[Entries from a dataset of interfaces]
########################################

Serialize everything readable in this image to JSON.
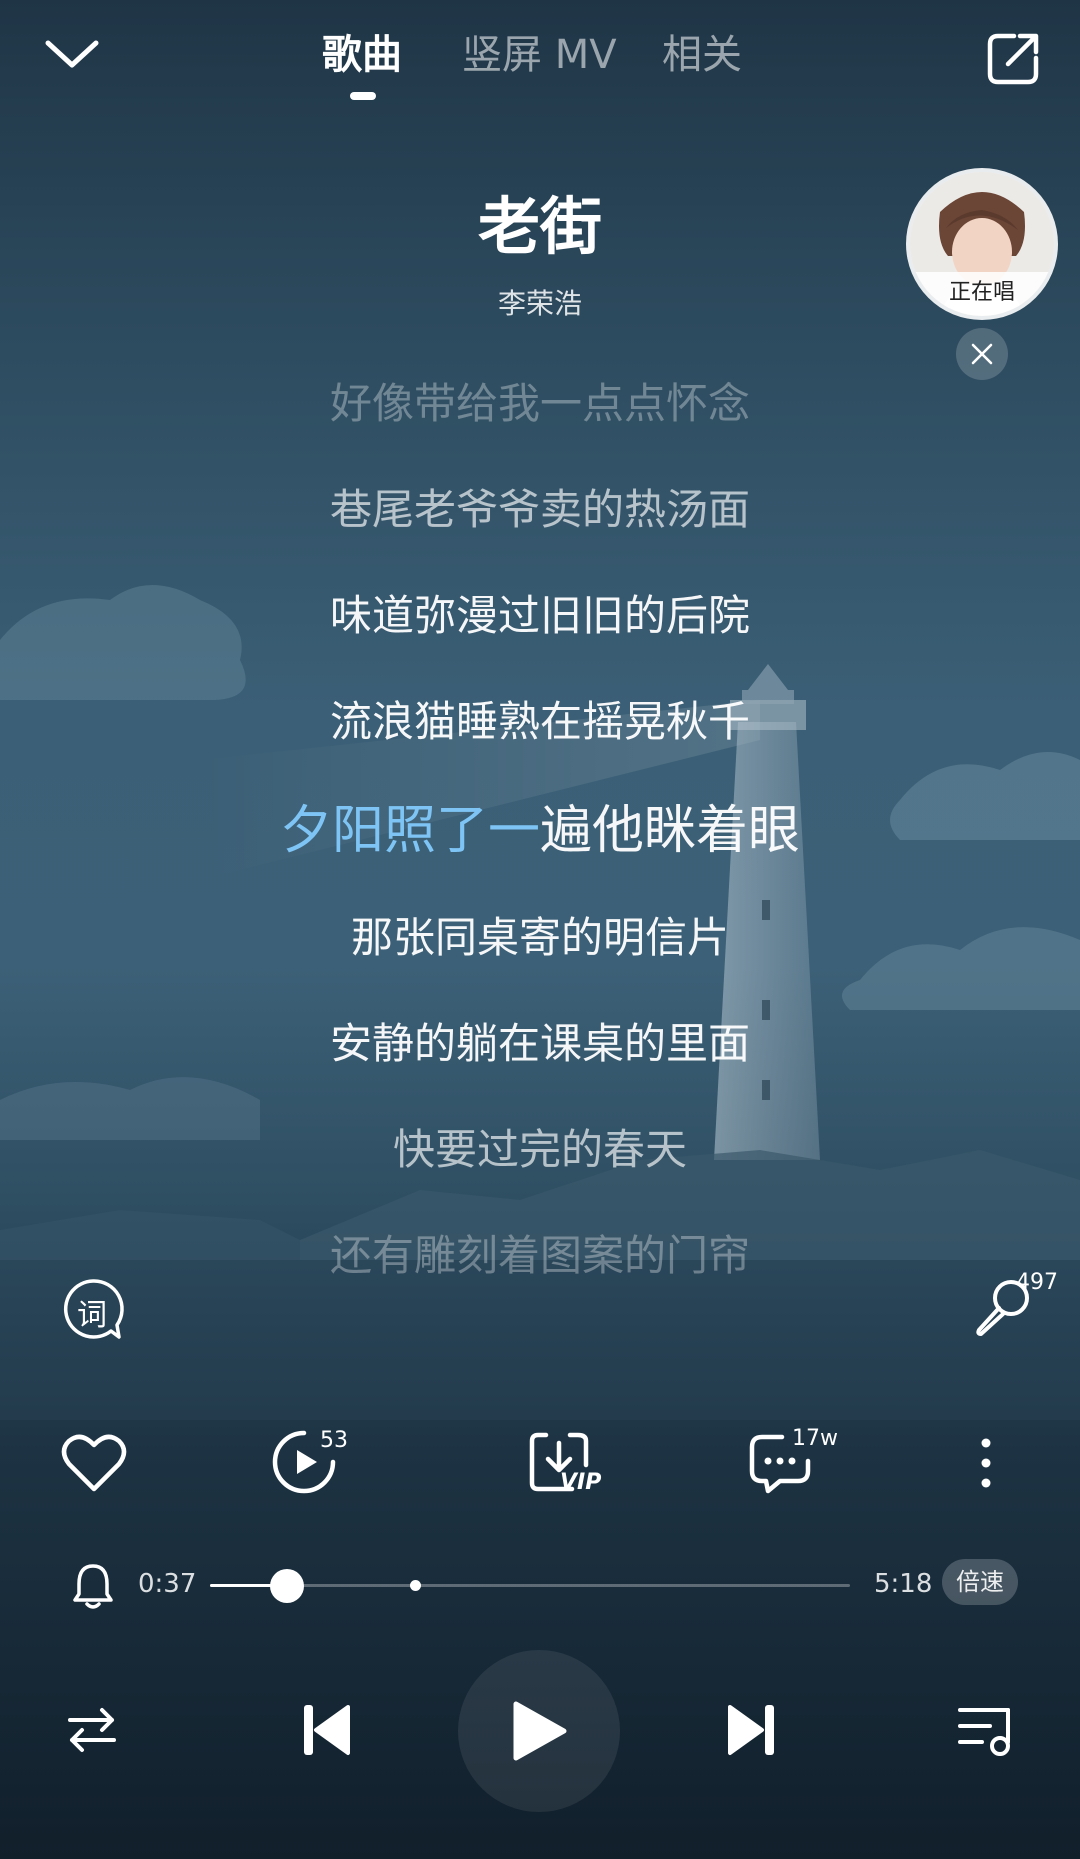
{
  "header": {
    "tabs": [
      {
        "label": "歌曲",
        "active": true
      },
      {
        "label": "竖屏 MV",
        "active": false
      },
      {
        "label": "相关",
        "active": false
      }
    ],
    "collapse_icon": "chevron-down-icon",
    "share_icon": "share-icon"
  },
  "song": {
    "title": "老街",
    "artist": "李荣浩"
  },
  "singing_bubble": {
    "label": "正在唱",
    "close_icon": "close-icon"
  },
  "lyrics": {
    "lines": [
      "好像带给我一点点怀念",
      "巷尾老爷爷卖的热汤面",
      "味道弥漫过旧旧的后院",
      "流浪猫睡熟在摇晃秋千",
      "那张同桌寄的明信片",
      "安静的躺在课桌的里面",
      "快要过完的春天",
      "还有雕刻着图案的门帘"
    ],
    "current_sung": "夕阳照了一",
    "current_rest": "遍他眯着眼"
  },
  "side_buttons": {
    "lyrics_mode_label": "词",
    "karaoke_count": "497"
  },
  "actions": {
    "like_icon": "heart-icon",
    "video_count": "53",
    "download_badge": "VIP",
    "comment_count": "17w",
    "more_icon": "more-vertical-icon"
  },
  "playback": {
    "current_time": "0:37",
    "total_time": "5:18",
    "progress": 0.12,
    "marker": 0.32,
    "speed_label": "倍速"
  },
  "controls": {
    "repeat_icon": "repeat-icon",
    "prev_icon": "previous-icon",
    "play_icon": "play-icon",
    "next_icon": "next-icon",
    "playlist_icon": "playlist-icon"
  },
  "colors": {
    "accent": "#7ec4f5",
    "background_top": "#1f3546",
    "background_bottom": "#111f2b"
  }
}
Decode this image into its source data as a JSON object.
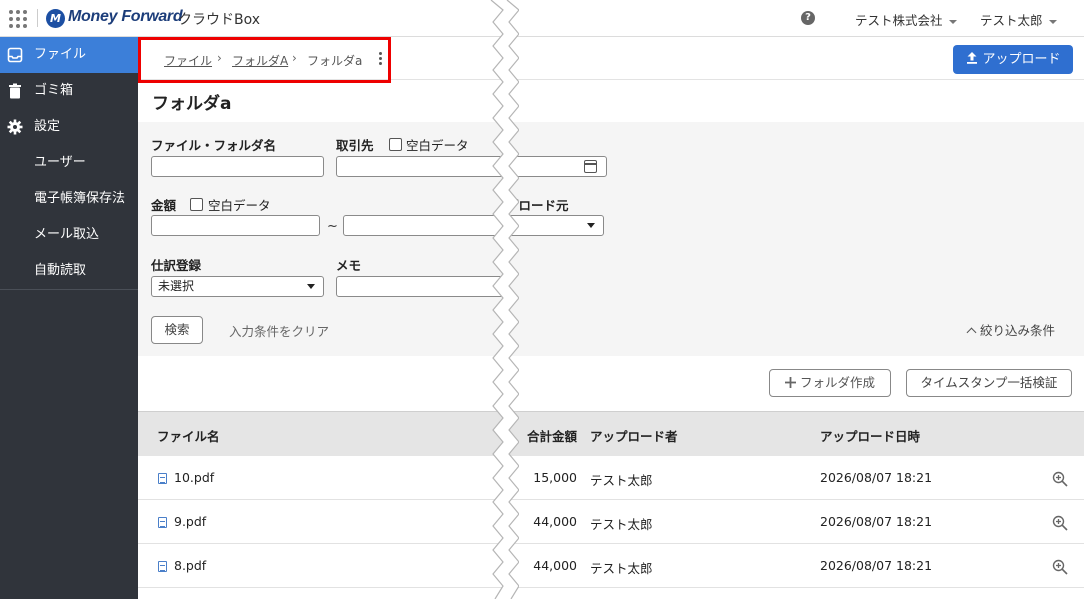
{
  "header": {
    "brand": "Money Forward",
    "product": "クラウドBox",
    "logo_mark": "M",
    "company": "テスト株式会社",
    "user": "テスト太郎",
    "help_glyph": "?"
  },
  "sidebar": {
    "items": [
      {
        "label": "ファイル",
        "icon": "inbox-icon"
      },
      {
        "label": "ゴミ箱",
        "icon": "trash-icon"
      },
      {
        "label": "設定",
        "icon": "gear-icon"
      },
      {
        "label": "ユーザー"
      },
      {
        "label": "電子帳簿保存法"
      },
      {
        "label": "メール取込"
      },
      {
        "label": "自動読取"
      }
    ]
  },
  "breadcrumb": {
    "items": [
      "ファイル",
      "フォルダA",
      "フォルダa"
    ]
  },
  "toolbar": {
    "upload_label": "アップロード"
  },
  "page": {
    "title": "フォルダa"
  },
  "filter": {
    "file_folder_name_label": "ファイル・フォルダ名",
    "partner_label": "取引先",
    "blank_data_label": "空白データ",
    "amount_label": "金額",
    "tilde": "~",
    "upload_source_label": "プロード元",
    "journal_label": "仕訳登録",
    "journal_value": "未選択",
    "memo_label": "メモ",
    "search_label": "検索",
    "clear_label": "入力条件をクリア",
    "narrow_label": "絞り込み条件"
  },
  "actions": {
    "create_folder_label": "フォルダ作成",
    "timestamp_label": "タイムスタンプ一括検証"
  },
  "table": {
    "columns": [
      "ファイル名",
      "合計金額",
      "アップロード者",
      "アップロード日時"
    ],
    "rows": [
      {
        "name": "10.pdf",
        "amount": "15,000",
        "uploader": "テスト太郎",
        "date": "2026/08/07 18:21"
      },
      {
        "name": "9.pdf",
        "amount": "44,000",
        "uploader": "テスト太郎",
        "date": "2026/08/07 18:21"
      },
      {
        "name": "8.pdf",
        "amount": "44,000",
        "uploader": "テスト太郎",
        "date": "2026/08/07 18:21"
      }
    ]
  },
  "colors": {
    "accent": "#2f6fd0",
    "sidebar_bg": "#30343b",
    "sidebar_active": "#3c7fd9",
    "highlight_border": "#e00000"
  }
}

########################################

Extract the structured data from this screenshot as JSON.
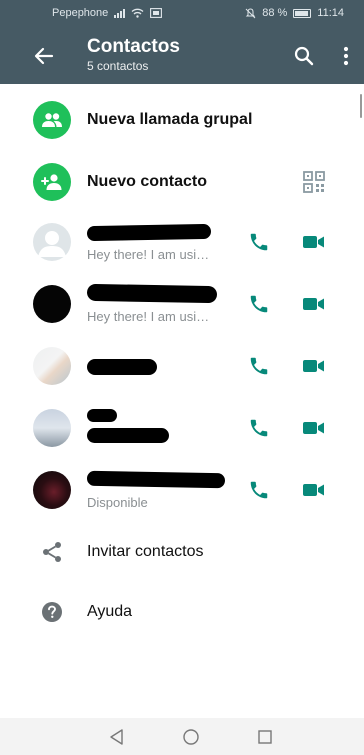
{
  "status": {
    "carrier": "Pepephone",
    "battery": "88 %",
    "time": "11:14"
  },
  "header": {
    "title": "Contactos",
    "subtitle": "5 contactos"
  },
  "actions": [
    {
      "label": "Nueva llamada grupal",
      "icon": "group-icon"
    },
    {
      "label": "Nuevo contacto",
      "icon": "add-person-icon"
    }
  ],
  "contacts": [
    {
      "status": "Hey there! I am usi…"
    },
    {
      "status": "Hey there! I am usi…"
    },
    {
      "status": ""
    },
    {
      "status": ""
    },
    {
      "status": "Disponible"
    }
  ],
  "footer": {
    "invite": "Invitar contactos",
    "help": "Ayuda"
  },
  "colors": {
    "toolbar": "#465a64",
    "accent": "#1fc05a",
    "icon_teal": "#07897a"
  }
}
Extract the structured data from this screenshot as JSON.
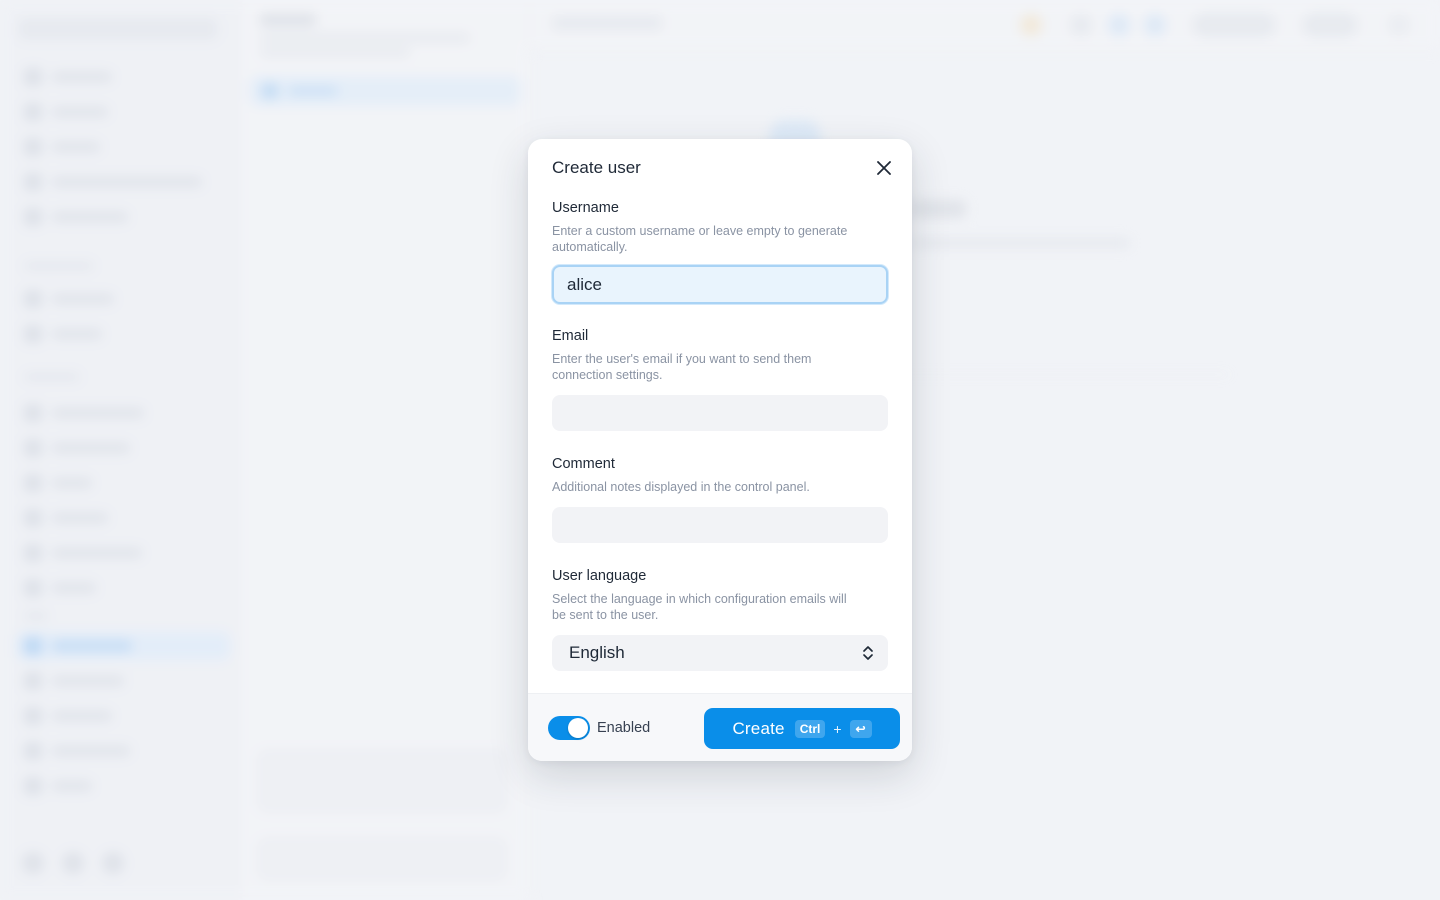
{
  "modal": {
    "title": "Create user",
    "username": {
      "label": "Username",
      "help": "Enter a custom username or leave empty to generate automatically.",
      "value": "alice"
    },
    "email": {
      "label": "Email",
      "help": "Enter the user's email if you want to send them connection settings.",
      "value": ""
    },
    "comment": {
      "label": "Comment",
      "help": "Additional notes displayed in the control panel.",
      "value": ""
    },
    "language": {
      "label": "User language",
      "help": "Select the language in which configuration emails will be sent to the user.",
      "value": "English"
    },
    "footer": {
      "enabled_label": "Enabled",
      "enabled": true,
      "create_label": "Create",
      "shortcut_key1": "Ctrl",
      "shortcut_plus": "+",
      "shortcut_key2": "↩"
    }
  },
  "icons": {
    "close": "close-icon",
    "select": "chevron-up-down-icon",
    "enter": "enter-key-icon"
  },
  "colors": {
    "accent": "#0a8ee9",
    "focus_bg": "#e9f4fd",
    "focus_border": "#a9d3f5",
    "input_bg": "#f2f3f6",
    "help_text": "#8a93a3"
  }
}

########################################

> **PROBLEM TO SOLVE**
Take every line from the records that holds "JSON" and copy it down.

> **SOLVED EXERCISE**
Serialize everything readable in this image to JSON.
Decode this image into its source data as a JSON object.
Extract the structured data from this screenshot as JSON.
Extract the structured data from this screenshot as JSON.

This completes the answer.